For 34-year-old Rapinoe, a two-time World Cup winner and Olympic gold medalist, any further delay could spell uncertainty for her career.
“Certainly, you want to be able to go out the way that you want to and not sort of be pushed out by a pandemic,” she said, adding this was likely the last Olympic games for both her and girlfriend, WNBA player and Olympian Sue Bird.
“If it happens that, you know, we can’t play sports for or a number of years or whatever it may be, you know, this situation will be what it is. And I think we’ll be at peace with that. But I think we’re definitely both hoping to be able to play in the Olympics.”
Rapinoe also noted Covid-19 could delay next steps in the USWNT’s legal battle with the US Soccer Federation over equal compensation. The team filed a gender discrimination lawsuit in March 2019, asking for more than $66 million in damages.
On Friday, a federal judge dismissed the team’s demands for equal pay, allowing only the lawsuit’s claims of unfair travel, accommodations and staffing to move forward. The team plans to appeal. Before that setback was announced, Rapinoe told Axelrod she remained hopeful a settlement could be reached.
“They’re the only federation that we can have,” Rapinoe said. “We’re the only team that they can have. We’re going to be tied together forever. So I’m always hopeful that there’s a way that we can work through this. But I really do believe that there needs to be a major paradigm shift in in how they think about the women’s team.”
She continued: “But I think in order to honestly have the paradigm shift that we need, there needs to be a clearing of the house. I don’t think that you can have all, you know, a lot of the same people that have overseen a lot of these decisions and been there for a long time. You know, unless they all sort of have a come to Jesus moment.”
As part of their legal argument, the US Soccer Federation filed a brief claiming the women and men’s teams have different jobs, in part because men are inherently faster and stronger, calling it “indisputable science.”
“To signal to not only the boys that they are just innately better, but to the girls that they’re innately lesser was just, I mean, it was stupid,” Rapinoe said. “It just, I think, really showed how deep that sentiment goes that they were willing and comfortable to put that in a public briefing.”

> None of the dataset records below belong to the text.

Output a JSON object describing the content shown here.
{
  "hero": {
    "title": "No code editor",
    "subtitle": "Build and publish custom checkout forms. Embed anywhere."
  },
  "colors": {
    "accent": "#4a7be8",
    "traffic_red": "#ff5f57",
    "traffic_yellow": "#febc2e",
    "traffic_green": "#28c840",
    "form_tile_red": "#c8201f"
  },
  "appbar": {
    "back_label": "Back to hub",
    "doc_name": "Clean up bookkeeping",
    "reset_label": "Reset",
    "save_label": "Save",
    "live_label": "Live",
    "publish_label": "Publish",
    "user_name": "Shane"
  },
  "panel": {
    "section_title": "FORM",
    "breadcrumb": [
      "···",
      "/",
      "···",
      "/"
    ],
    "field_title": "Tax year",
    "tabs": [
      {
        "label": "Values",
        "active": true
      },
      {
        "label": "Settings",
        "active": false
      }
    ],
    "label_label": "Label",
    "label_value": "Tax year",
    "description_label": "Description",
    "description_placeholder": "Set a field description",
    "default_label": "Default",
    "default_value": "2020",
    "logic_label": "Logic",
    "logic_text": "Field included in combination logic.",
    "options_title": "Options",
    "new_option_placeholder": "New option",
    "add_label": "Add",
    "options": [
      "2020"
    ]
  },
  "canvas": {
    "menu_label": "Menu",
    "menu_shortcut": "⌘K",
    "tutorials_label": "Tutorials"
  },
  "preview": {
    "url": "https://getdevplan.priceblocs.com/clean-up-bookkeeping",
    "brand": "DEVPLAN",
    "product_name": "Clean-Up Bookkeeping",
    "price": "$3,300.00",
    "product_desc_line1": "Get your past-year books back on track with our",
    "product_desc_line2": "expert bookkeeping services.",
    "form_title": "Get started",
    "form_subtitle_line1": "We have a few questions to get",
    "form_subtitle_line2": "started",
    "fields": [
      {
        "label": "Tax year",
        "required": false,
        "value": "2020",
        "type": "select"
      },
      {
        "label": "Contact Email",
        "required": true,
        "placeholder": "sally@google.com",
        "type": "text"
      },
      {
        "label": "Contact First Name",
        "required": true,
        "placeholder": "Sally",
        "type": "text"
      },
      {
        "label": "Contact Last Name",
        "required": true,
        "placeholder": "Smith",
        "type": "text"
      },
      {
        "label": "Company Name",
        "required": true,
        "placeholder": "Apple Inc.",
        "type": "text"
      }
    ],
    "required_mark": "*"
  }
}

Also on the podcast, Rapinoe talked about the long-term financial impact of Covid-19 on women’s sports leagues, which already operate with less resources and pay their athletes significantly less than their male counterparts.
“We don’t have the reserves that the NBA has,” she said. “I’m not really sure as we get deeper into the summer and you know, are we going to have a season or not?
“I’m not really sure about the financial future of the leagues. Hopefully we can ride this out and be able to come back strong next year whenever we’re able to. But it’s definitely a big worry for the female leagues around the country and the world, frankly.”